(Excerpts from an interface dataset)
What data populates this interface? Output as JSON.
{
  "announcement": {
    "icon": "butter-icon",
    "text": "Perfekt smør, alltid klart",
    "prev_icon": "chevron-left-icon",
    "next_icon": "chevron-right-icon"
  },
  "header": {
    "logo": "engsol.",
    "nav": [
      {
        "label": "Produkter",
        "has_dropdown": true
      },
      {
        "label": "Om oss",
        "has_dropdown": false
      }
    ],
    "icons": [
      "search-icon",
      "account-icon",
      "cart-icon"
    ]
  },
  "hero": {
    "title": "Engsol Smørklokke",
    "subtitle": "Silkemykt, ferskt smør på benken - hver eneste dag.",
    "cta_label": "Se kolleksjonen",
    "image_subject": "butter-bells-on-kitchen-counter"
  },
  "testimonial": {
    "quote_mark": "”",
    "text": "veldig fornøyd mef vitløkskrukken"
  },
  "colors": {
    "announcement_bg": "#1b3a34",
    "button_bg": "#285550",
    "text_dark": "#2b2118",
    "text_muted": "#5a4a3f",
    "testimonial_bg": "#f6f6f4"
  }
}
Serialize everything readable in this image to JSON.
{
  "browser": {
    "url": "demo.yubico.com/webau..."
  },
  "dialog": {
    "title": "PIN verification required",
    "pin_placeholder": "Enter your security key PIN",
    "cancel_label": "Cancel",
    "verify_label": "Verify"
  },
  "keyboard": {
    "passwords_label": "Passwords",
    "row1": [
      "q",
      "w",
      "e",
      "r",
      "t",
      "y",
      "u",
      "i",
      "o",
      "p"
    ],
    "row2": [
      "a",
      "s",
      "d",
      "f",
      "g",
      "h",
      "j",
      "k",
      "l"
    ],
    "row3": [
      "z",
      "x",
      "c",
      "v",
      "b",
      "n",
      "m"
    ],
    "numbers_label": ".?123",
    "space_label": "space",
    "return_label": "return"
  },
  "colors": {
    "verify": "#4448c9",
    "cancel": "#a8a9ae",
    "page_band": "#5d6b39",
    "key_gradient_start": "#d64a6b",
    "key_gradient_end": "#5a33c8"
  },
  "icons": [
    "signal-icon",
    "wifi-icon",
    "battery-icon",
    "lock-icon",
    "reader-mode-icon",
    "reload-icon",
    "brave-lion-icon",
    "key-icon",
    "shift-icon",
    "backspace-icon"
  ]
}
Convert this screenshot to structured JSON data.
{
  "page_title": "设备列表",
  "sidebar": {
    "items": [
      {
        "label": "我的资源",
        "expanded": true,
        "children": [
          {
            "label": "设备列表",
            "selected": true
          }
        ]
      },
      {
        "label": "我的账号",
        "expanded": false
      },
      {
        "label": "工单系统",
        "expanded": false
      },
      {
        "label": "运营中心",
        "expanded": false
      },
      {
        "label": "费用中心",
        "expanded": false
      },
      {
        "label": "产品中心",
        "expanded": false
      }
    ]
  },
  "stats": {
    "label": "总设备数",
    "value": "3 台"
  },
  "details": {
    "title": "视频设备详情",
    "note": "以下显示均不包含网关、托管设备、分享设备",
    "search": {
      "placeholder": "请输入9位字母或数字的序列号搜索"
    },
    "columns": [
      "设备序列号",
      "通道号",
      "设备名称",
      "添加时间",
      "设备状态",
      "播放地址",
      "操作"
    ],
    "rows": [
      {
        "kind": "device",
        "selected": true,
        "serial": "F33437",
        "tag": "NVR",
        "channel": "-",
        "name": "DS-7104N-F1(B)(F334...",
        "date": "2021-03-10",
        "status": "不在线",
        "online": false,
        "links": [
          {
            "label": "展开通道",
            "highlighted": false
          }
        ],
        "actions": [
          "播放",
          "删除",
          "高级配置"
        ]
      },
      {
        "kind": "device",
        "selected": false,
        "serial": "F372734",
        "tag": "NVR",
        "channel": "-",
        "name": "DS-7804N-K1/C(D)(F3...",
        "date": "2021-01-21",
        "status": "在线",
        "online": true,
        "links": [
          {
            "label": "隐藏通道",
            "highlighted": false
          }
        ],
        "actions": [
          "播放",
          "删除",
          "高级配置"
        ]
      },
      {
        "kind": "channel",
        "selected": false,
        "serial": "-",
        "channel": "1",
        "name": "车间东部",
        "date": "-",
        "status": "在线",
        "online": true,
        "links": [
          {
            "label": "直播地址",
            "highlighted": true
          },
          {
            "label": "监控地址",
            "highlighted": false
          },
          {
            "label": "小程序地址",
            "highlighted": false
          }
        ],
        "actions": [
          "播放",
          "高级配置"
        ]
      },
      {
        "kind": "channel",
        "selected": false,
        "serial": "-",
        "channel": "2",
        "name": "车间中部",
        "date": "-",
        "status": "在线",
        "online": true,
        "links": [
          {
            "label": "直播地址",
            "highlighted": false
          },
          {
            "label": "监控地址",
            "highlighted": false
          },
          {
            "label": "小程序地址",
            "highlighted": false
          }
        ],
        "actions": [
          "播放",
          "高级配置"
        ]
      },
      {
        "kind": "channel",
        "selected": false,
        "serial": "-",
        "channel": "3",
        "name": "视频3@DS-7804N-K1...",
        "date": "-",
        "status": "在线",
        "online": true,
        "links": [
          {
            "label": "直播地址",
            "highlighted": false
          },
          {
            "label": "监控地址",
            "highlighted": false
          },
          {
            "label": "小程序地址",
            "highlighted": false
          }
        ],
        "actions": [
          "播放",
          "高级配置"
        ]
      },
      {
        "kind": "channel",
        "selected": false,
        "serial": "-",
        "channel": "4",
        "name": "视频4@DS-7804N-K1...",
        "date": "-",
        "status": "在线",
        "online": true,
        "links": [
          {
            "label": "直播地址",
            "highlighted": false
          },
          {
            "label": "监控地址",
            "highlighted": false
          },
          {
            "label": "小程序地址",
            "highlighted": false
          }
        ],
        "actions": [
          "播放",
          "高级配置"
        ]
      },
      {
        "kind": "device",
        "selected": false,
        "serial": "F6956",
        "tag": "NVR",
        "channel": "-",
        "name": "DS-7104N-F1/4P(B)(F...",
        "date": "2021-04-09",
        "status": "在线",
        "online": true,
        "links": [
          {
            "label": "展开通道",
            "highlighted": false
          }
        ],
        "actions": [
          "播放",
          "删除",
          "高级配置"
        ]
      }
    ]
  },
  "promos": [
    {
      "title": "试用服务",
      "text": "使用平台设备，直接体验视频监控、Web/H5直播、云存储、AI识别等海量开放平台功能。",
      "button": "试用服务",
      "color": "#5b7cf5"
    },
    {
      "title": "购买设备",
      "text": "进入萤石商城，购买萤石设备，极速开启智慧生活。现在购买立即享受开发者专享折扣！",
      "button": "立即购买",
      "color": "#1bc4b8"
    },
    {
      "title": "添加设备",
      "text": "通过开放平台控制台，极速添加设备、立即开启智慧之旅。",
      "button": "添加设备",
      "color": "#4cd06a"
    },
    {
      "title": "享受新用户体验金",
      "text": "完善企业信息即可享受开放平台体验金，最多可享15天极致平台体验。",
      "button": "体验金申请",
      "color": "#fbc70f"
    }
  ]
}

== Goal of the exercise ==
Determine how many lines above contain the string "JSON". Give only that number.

== Exercise answer ==
3